It was purchased by Elon Musk in October 2022 and, in our view, has deteriorated since. He gutted large portions of the team, workers responsible for crucial upkeep of the platform – critical system engineers and much of the trust and safety policy team. The latter are responsible for essential safeguarding such as spotting misinformation, spam, fake accounts, and impersonation. Those left were reportedly working long hours, overwhelmed, and overworked. This is not something we would ever want to endorse.
Shortly after, several notorious banned users were welcomed back to the platform. Trump was re-instated, as was Kanye West, Jordan Peterson, Andrew Tate, Tommy Robinson, and Katie Hopkins. Originally banned for a range of harmful speech including inciting violence, antisemitism, transphobia and misogyny, these indiscretions were swept under the rug. The message this sends, that hate speech may be tolerated, caused us to seriously question whether we wanted to be connected with such a platform.
Despite welcoming these controversial figures back, and the hate speech they espouse, Musk chose to ban the explicitly harmless terms “cis” and “cisgender.” Changes in policy meant that deadnaming on the platform (referring to a trans person by their name pre-transitioning) was now allowed. Unsurprisingly, a marked rise in hate speech and anti-LGBTQIA+ sentiments followed. And with a severely reduced moderation and safety team, little action was taken to address this.

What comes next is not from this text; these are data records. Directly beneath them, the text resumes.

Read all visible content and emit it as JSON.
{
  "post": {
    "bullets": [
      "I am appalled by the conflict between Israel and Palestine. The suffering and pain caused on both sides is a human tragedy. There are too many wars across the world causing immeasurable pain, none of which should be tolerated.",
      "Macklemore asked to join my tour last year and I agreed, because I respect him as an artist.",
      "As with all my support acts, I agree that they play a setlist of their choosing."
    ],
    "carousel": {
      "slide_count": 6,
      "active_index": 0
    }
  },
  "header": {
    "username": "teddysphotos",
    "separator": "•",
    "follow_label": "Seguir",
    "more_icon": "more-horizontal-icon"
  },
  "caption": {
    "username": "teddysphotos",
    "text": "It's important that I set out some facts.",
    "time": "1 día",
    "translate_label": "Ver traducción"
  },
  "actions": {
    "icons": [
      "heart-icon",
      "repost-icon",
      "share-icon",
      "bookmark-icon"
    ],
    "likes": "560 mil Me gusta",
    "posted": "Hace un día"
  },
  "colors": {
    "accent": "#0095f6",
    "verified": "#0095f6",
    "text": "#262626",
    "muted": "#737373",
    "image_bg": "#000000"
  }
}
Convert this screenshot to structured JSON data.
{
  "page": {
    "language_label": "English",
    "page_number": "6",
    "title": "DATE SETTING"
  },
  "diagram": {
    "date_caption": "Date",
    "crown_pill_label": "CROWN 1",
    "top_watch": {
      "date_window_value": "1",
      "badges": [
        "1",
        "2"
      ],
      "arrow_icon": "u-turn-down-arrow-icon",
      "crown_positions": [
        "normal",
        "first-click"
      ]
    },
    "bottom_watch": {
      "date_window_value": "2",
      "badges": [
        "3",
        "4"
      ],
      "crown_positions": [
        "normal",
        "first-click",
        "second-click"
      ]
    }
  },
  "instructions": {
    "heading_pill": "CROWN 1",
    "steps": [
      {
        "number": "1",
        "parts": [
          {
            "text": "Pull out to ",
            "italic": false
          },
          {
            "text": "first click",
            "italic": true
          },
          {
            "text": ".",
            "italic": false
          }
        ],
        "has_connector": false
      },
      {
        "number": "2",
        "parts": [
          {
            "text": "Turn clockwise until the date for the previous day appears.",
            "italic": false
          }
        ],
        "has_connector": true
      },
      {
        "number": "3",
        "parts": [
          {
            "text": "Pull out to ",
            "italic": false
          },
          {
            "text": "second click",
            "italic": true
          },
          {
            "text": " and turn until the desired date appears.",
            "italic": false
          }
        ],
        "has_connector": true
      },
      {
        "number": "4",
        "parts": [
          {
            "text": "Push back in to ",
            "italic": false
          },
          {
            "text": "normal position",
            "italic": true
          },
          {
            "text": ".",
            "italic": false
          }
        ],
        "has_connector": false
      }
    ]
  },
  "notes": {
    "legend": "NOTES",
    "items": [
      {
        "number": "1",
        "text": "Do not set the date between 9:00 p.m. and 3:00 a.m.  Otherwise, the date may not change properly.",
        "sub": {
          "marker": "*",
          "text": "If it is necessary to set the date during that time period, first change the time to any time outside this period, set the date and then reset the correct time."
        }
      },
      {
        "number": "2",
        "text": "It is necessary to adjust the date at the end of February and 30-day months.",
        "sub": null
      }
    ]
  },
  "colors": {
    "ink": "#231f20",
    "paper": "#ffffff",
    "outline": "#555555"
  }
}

Anecdotally in our experience, the quality in content and functioning of algorithms have declined so drastically that it no longer feels like an effective and productive information-sharing platform. Twitter was far from perfect prior to this takeover, of course, but its redeeming factors of bringing communities together and shining a light on experiences lesser known and missing from the mainstream made it valuable to us. Unfortunately, this seems to be missing now.
What remains seems to prioritise profit generation by any means possible, often at the expense of human worth.
So, is now the time to leave Twitter?
We think yes, for now at least. Here’s a snippet from our full statement made on the platform:
“Our decision to leave X (Twitter) is rooted in our unwavering commitment to upholding the principles of diversity, inclusion, and a safe online community. We remain dedicated to connecting with you through alternative platforms where we can continue fostering meaningful conversations and spreading our positive message.”